The 1.6-liter engine is slow, with a minimal 130 horsepower and 118 pound-feet of torque. But if you don’t commute on the freeway, it keeps up. For an entry-level new car, considering the cargo capacity and cool factor, the base model with the six-speed manual is a good car for the money.

The 2.0-liter only comes with the six-speed automatic transmission whose downshifts are responsive and quick, although at freeway speeds, it shifts between fifth and sixth gears too much. It can be locked in manual so it only upshifts at redline, but that probably won’t keep it from downshifting from sixth to fifth.

The turbo engine, built by Hyundai, makes 201 horsepower and 195 pound-feet of torque, enough so there’s torque steer if you stand on it. With this engine, the Soul is a quick car on a winding backroad.

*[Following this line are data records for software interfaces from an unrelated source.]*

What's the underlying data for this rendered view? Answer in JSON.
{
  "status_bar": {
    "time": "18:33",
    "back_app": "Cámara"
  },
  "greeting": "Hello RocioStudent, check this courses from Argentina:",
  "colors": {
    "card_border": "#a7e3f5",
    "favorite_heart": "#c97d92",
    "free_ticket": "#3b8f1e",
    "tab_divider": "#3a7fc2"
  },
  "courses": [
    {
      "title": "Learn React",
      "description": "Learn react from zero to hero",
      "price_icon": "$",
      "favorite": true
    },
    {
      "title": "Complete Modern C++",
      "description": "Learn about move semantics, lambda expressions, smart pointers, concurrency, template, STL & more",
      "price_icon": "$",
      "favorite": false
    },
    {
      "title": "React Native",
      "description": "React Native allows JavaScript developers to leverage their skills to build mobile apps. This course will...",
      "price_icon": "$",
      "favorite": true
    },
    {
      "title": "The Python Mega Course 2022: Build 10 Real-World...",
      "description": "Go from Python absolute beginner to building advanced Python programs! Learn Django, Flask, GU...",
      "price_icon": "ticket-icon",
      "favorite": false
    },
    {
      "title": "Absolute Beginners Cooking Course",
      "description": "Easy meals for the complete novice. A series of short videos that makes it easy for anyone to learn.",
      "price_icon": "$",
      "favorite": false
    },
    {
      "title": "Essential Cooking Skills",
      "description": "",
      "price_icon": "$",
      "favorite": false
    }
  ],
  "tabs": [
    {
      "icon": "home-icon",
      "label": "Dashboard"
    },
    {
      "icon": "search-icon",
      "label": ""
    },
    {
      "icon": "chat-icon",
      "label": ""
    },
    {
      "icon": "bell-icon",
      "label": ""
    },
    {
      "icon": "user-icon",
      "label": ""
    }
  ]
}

Not so quick around town, though. Driving slowly, it feels lethargic and unwilling, with a sluggish throttle response and non-linear acceleration; the transition from gliding to accelerating is slow, and it responds to more throttle with too much throttle.

The suspension is right, because the Soul doesn’t feel like a tall box in the corners, and the ride isn’t too busy on its short wheelbase. Twin-path dampers deliver good control, confidence in corners, and isolation from small bumps.

The Soul is no Volkswagen Golf or Mini Cooper, but it’s handling is responsive on a quick winding road, while also accelerating and braking. A Sport mode tightens the steering, making the Soul sporty and fun.

The transmission can be so slow to transition between Drive and Reverse. It gets old fast, especially when you’re in a hurry.

Four-wheel disc brakes are standard, with brake assist and hill-start assist, even on the base model. They work well, easy to modulate for smooth, controlled braking.

Request More Info

/* ddcbeckylong - DNAM00190221 */